Europe hydrogen stations
Europe adapts its hydrogen stations to heavy mobility

According to the data held by, there are nearly a thousand stations around the world. The trend, in Europe at least, is to adapt the infrastructure to heavy vehicles.

Thus, 921 stations were in service at the end of 2023 (compared with 814 in 2022). Or perhaps a little more, as it is difficult to obtain accurate figures in China.

As a matter of fact, 37 more hydrogen stations opened in Europe in 2023, 92% of which can be used by heavy vehicles (buses and lorries). In comparison, in 2019, 70% of new refuelling stations were mainly for cars. In total, there are 265 stations on the continent, with Germany taking the lead with 105 stations (28 of which have been adapted for heavy mobility), well ahead of France with its 51 stations (France Hydrogène claims 69, although not all of them are open to the public). Next come the Netherlands with 22 stations and Switzerland with 17.

In Asia, China takes the lead with 197 stations. There are likely more, but they have not yet been authorised to open. Next up are South Korea with 174 stations (29 of which opened last year) and Japan with 166. North America is third, with 92 stations in the United States (including 75 in California). There are only 8 in Canada.

A total of 338 stations are under development worldwide, apart from China. Brazil, Oman and Namibia are among the new countries on the list. In all, 40 countries have stations in service or under construction.

To keep up with the latest hydrogen news and updates around the world check out this page.

Follow us on LinkedIn for regular content and updates!

Article written by Laurent Meillaud and translated by Mariem Ben Tili

If you liked it, share it

About the author

Picture of Laurent Meillaud

Laurent Meillaud

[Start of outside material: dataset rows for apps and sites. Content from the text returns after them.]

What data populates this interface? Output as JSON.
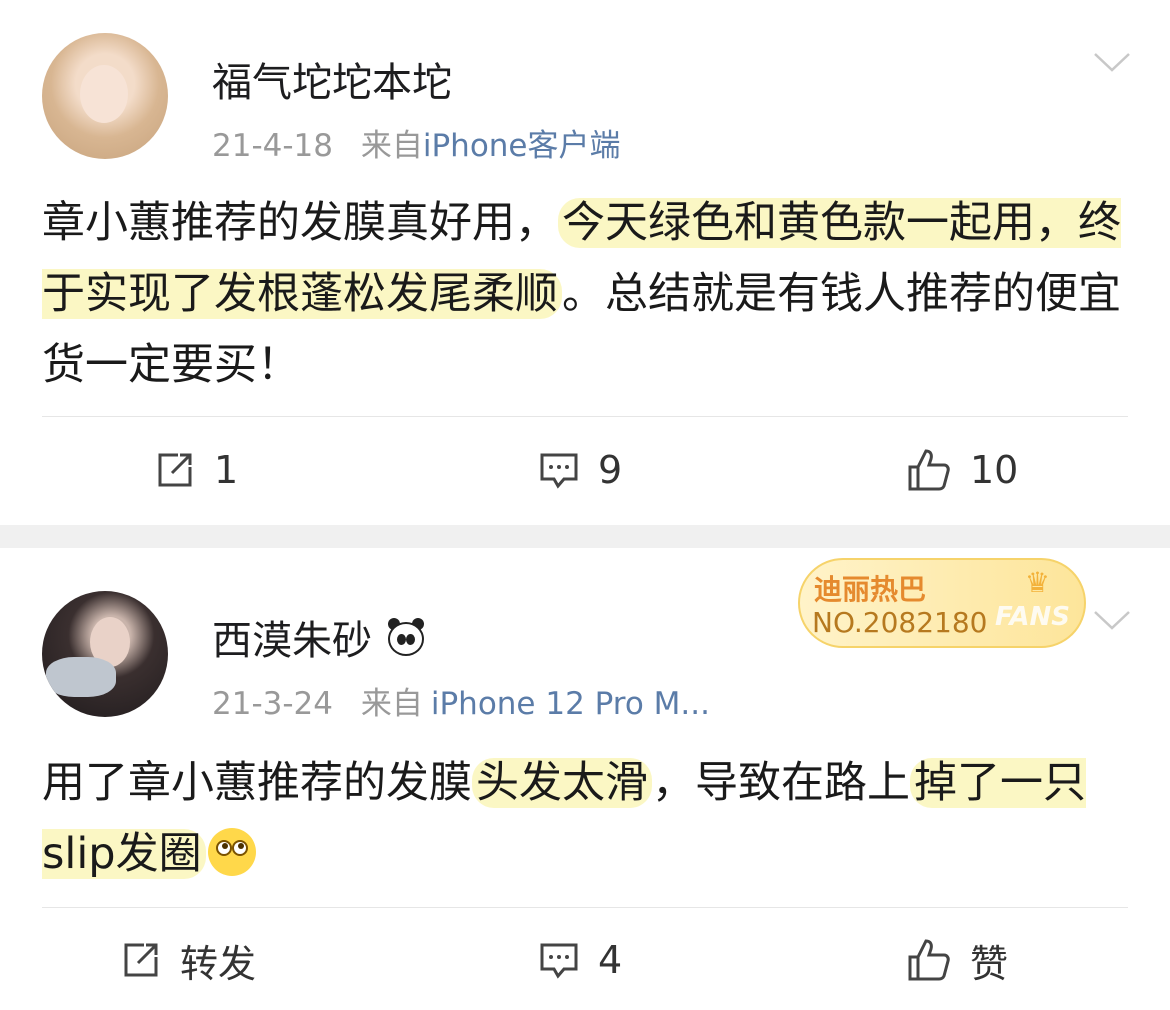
{
  "posts": [
    {
      "username": "福气坨坨本坨",
      "date": "21-4-18",
      "via": "来自",
      "source": "iPhone客户端",
      "text": {
        "part1": "章小蕙推荐的发膜真好用，",
        "highlight1": "今天绿色和黄色款一起用，终于实现了发根蓬松发尾柔顺",
        "part2": "。总结就是有钱人推荐的便宜货一定要买！"
      },
      "actions": {
        "repost": "1",
        "comments": "9",
        "likes": "10"
      }
    },
    {
      "username": "西漠朱砂",
      "username_emoji": "panda-icon",
      "date": "21-3-24",
      "via": "来自",
      "source": "iPhone 12 Pro M...",
      "fan_badge": {
        "name": "迪丽热巴",
        "number": "NO.2082180",
        "tag": "FANS"
      },
      "text": {
        "part1": "用了章小蕙推荐的发膜",
        "highlight1": "头发太滑",
        "part2": "，导致在路上",
        "highlight2": "掉了一只slip发圈",
        "emoji": "eye-roll-emoji"
      },
      "actions": {
        "repost": "转发",
        "comments": "4",
        "likes": "赞"
      }
    }
  ],
  "colors": {
    "source_link": "#5b7ca8",
    "highlight": "#fbf7c4",
    "meta_gray": "#999999",
    "separator": "#f0f0f0"
  }
}
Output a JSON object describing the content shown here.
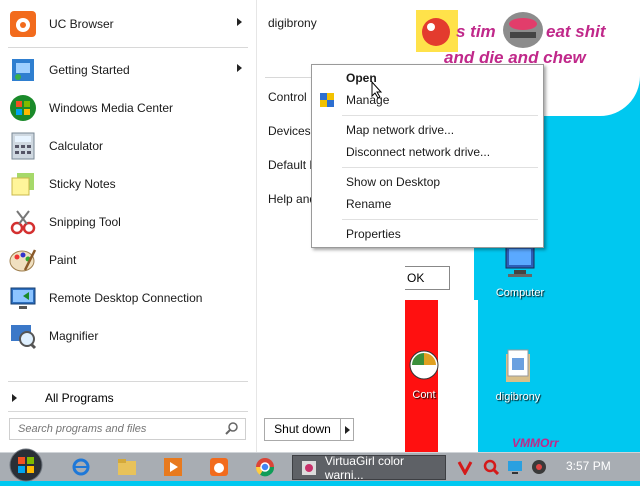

Freelance automotive journalist and consultant, author as well, focused on technologies and new trends for more than 30 years, convinced that hydrogen is one of the energies for the future.

Our latest articles

interactive world map